God bless Kyle Wiens, the CEO who recently posted I Won’t Hire People Who Use Poor Grammar. Here’s Why. on Harvard Business Review’s Blog Network. Weins gives a mandatory grammar test to every person applying for a job at his two companies (iFixit, an online repair manual, and Dozuki, which helps companies write technical documentation). If they struggle with “to” versus “too” or mix up their itses, they are out, even if they are otherwise qualified for the position. While conceding that his employees do, in the main, write for a living, Weins argues that grammar is relevant for all companies.
On the face of it, my zero tolerance approach….might seem a little unfair. After all, grammar has nothing to do with job performance, or creativity, or intelligence, right?
Wrong. If it takes someone more than 20 years to notice how to properly use “it’s”, then that’s not a learning curve I am comfortable with. … Grammar signifies more than just a person’s ability to remember high school English. I have found that people who make fewer mistakes on a grammar test also make fewer mistakes when they are doing something completely unrelated to writing.
Well two big amens to that. First, to the idea that in addition to their specialist expertise, most professionals are also professional writers. (Almost every lawyer I ask reports spending between 50% and 90% of their time writing.) Second, to the idea that good grammar equals credibility.
Good grammar shows respect for your clients
For lawyers, accountants, and management consultants alike, detail is everything. And the most common and visible manifestation of your attention to detail is your everyday writing for clients: letters, emails, memos, PowerPoint slides, text messages. So insisting on writing that is free from errors in grammar, usage, punctuation and spelling is not old-fashioned, elitist, or style-over-substance stickling. To the contrary. Polished, error-free prose shows that you care about getting everything right – the details in the document, the details of your professional advice, and every other detail of your client’s brief.

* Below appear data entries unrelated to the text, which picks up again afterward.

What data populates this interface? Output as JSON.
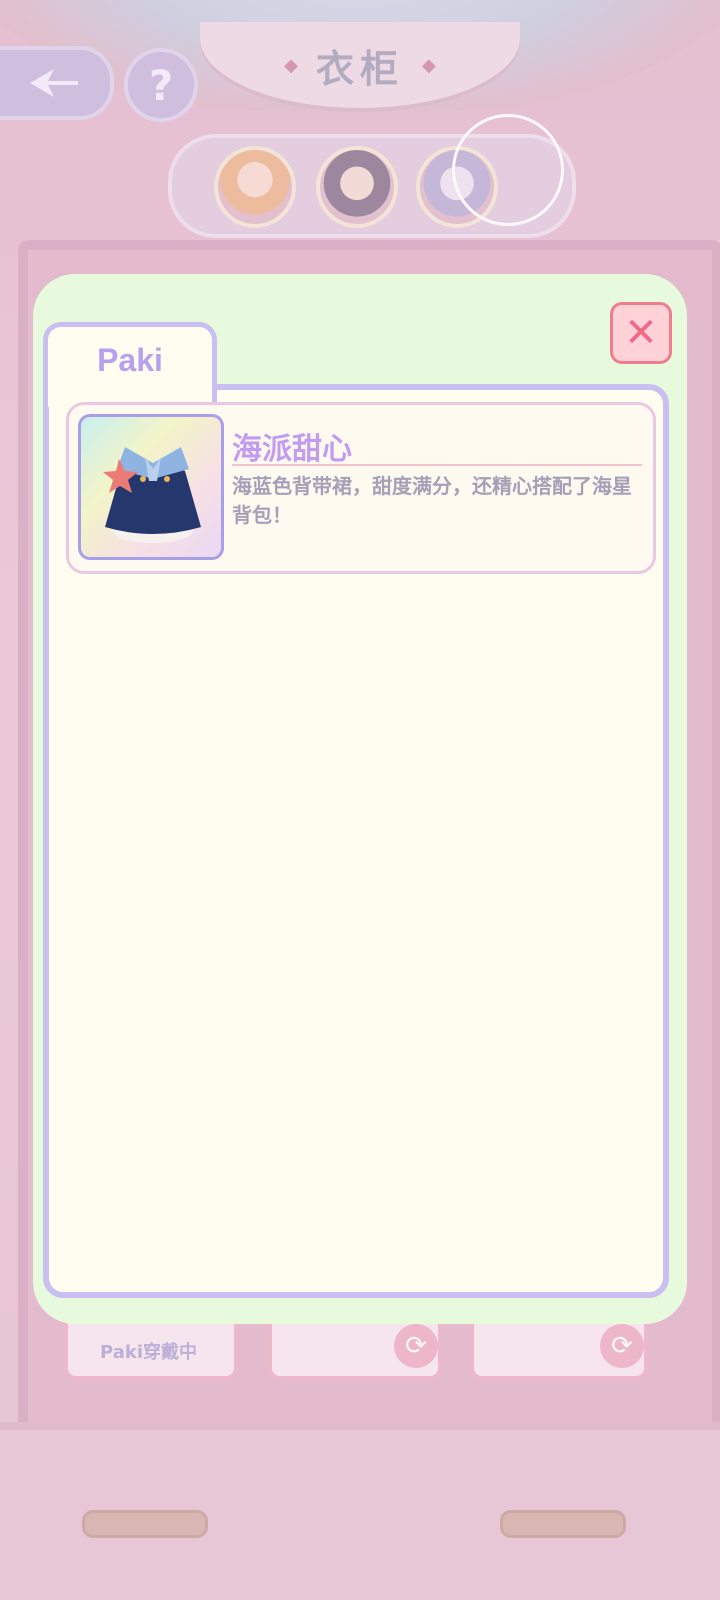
{
  "header": {
    "title": "衣柜",
    "back_icon": "back-arrow-icon",
    "help_label": "?"
  },
  "characters": [
    {
      "name": "character-avatar-1",
      "selected": false
    },
    {
      "name": "character-avatar-2",
      "selected": false
    },
    {
      "name": "character-avatar-3",
      "selected": false
    }
  ],
  "wardrobe": {
    "slot_label": "Paki穿戴中",
    "cycle_icon": "cycle-icon"
  },
  "dialog": {
    "tab_label": "Paki",
    "close_label": "✕",
    "items": [
      {
        "name": "海派甜心",
        "description": "海蓝色背带裙，甜度满分，还精心搭配了海星背包！",
        "icon": "dress-icon"
      }
    ]
  },
  "colors": {
    "dialog_bg": "#e8fade",
    "panel_border": "#c9bff0",
    "item_title": "#c39cf0",
    "close_accent": "#f06a85"
  }
}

The polish as a final touch
In my writing workshops, we pay close attention to the value of planning, writing and editing documents. We also spend time talking about the importance of the final polish – the opportunity to catch any remaining lumps and bumps, grammatical or otherwise – and practical ways to get it done even when pressed for time. Here are a few quick tips:
1. Know your weak spots. We all have them. I stumble over license/license and practice/practise every time, and often need to talk myself through a that-or-which construction. The seriously keen or apostrophe-challenged can sign up for a grammar refresher – most university continuing education programs offer them in person and online. But short of that, just be aware of your common mistakes, and be ready to edit for them.
2. Rely on people checkers. Your system’s spelling and grammar checker is no replacement for a thinking person’s set of eyes on your document – yours, your colleague’s, your assistant’s. Ask for help, and return the favour. If your eyes aren’t fresh for the document, edit using a hard copy and/or read the text aloud. You’ll be more likely to see (and hear) errors.
3. Get reliable tools at your elbow. Your workplace may have its own style guide and/or a preferred published style guide. If not, get access to at least one that you like. Based in Canada, I use theChicago Manual of Style (16th edition), which has a great subscription-only online version, and The Canadian Style. And while not a reference, I never miss a chance to encourage everyone to (re)discover Strunk and White’s The Elements of Style. It’s a classic little volume guaranteed to set every professional writer’s heart aflame – short, reassuring, and a pleasure to read.